[Excerpts from an interface dataset]
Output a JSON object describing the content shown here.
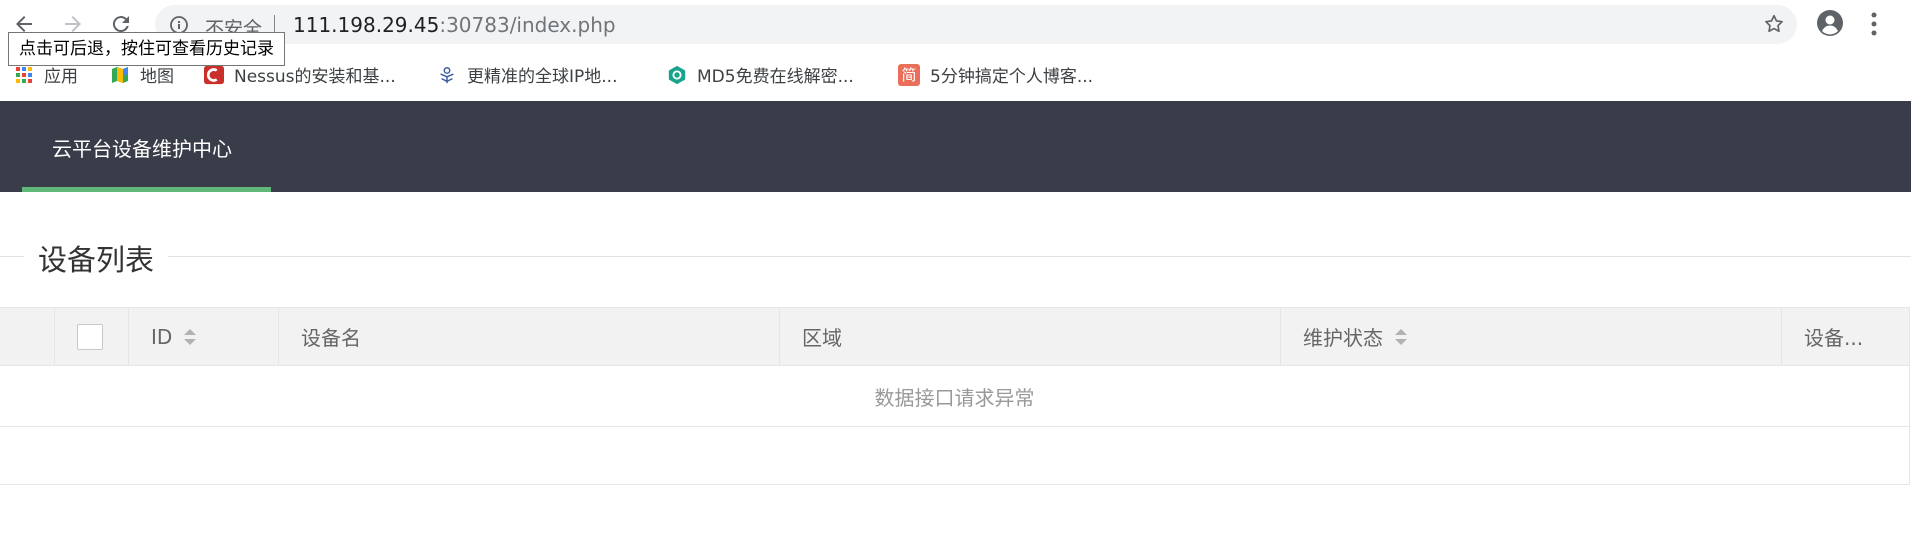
{
  "browser": {
    "insecure_label": "不安全",
    "url_host": "111.198.29.45",
    "url_rest": ":30783/index.php",
    "tooltip": "点击可后退，按住可查看历史记录",
    "icons": [
      "back-arrow-icon",
      "forward-arrow-icon",
      "reload-icon",
      "info-icon",
      "star-icon",
      "profile-icon",
      "more-menu-icon"
    ]
  },
  "bookmarks": [
    {
      "label": "应用",
      "icon": "apps-grid-icon"
    },
    {
      "label": "地图",
      "icon": "maps-icon"
    },
    {
      "label": "Nessus的安装和基...",
      "icon": "nessus-icon"
    },
    {
      "label": "更精准的全球IP地...",
      "icon": "ip-location-icon"
    },
    {
      "label": "MD5免费在线解密...",
      "icon": "md5-icon"
    },
    {
      "label": "5分钟搞定个人博客...",
      "icon": "jianshu-icon",
      "icon_text": "简"
    }
  ],
  "app": {
    "brand": "云平台设备维护中心",
    "section_title": "设备列表",
    "accent_color": "#5fb878",
    "header_color": "#393d49"
  },
  "table": {
    "columns": [
      {
        "label": ""
      },
      {
        "label": ""
      },
      {
        "label": "ID",
        "sortable": true
      },
      {
        "label": "设备名"
      },
      {
        "label": "区域"
      },
      {
        "label": "维护状态",
        "sortable": true
      },
      {
        "label": "设备..."
      }
    ],
    "empty_message": "数据接口请求异常"
  }
}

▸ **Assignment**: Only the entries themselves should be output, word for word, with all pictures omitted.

▸ **Reply to the task**:
Output a JSON object describing the content shown here.
{
  "browser": {
    "insecure_label": "不安全",
    "url_host": "111.198.29.45",
    "url_rest": ":30783/index.php",
    "tooltip": "点击可后退，按住可查看历史记录",
    "icons": [
      "back-arrow-icon",
      "forward-arrow-icon",
      "reload-icon",
      "info-icon",
      "star-icon",
      "profile-icon",
      "more-menu-icon"
    ]
  },
  "bookmarks": [
    {
      "label": "应用",
      "icon": "apps-grid-icon"
    },
    {
      "label": "地图",
      "icon": "maps-icon"
    },
    {
      "label": "Nessus的安装和基...",
      "icon": "nessus-icon"
    },
    {
      "label": "更精准的全球IP地...",
      "icon": "ip-location-icon"
    },
    {
      "label": "MD5免费在线解密...",
      "icon": "md5-icon"
    },
    {
      "label": "5分钟搞定个人博客...",
      "icon": "jianshu-icon",
      "icon_text": "简"
    }
  ],
  "app": {
    "brand": "云平台设备维护中心",
    "section_title": "设备列表",
    "accent_color": "#5fb878",
    "header_color": "#393d49"
  },
  "table": {
    "columns": [
      {
        "label": ""
      },
      {
        "label": ""
      },
      {
        "label": "ID",
        "sortable": true
      },
      {
        "label": "设备名"
      },
      {
        "label": "区域"
      },
      {
        "label": "维护状态",
        "sortable": true
      },
      {
        "label": "设备..."
      }
    ],
    "empty_message": "数据接口请求异常"
  }
}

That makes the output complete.